A’ B’ C’

T [kNm]

V [kN]

0

50

100

150

200

250

neoprene

test

Nominal

0

50

100

150

T [kNm]

V [kN]

EN 1168

0

10

20

30

40

50

60

T [kNm]

V [kN]

EN 1168

Failure modes

• Torsion dominates • Diagonal crack in top flange

• Vertical shear dominates • Web shear crack in most loaded web and bending crack

• Intermediate situations • Mixed mode

Hollow core unit modelled by beam element

Reduced torsion

Structural analyses Resistance analyses

V-T capacity

Distribution diagram (α-factors) in EN 1168

M, V and T

FE-model for floor integrated with FE-model for hollow core unit Load capacity

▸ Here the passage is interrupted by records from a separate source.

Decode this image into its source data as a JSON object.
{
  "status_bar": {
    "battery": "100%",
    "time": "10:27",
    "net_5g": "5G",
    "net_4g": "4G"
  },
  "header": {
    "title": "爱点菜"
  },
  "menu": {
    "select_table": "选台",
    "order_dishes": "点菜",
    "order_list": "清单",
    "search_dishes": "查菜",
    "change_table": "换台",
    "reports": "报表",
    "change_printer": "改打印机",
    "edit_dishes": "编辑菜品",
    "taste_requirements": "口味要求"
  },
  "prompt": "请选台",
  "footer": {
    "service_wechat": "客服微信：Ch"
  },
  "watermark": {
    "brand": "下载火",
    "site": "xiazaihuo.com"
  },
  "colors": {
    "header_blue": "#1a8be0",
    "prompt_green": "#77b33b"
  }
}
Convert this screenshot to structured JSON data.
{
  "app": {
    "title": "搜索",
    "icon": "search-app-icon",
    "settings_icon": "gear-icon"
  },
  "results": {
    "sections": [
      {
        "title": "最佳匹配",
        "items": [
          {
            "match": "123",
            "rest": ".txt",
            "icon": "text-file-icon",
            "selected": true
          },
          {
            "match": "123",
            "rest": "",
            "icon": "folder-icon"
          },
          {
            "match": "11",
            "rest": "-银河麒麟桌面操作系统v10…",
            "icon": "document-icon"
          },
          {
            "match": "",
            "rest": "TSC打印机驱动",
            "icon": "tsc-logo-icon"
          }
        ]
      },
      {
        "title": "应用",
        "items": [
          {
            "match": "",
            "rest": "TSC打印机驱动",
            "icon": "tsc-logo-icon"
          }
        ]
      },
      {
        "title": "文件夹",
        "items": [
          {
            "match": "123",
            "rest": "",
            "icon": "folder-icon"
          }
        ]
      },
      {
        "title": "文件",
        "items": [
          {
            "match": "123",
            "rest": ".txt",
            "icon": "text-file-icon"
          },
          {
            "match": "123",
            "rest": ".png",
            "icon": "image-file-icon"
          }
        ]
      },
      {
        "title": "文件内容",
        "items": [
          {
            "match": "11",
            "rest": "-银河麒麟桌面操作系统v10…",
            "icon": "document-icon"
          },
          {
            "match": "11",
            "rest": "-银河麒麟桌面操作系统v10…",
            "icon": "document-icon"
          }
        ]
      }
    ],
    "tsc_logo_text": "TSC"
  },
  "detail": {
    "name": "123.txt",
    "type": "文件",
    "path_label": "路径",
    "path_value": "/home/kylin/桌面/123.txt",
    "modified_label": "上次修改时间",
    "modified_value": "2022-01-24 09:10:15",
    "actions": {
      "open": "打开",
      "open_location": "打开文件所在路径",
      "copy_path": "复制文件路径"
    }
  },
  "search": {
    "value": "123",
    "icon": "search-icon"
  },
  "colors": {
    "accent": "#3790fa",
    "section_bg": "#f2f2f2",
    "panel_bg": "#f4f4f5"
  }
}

T ra

di tio

na l

de si

gn Im

pr ov

ed d

es ig

EN 1168

1000

0

100

200

300

400

500

600

δ [mm]

Q [kN]

Conclusions

• Modelling levels for hollow core slabs were developed • Hollow core floor ⇒ Sectional forces M, V, T

• Reduced torsional moment • Arbitrary geometry and loading

• Hollow core unit ⇒ Shear-torsion capacity • Higher resistance

• The capacity of hollow core units can be used better

Development of level IV method

Capacity according to EN 1168

Pure shear failure in web (web shear tension)

Mixed mode shear failure

Failure in outer web

Failure in top flange

tension failure in outer web (pure shear failure) VRdc,st

3) Torsional capacity due to cracking in outer web The vertical shear is carried by the internal web only (full redistribution)

4) Resistance to web shear tension failure in internal web To be combined with 3)

( ) )(

)(

• Transfer of vertical

Forces on the loaded element

The element is subject to a concentrated force and distributed shear along the edges

Forces on the adjacent element

This element is subject to a distributed shear along one edge downwards, and upwards shear at the other edge – means torsion

50

Load distribution factors

Note! It is not the load that is distributed, but the load effect. Different factors for bending moment, shear and torsion.

Distribution of shear, bending moment and torsion

-50

-30

-10

10

30

50

Distribution of maximum moment and maximum shear

0

10

20

30

40

50

Span [m] (a)

Span [m] (b)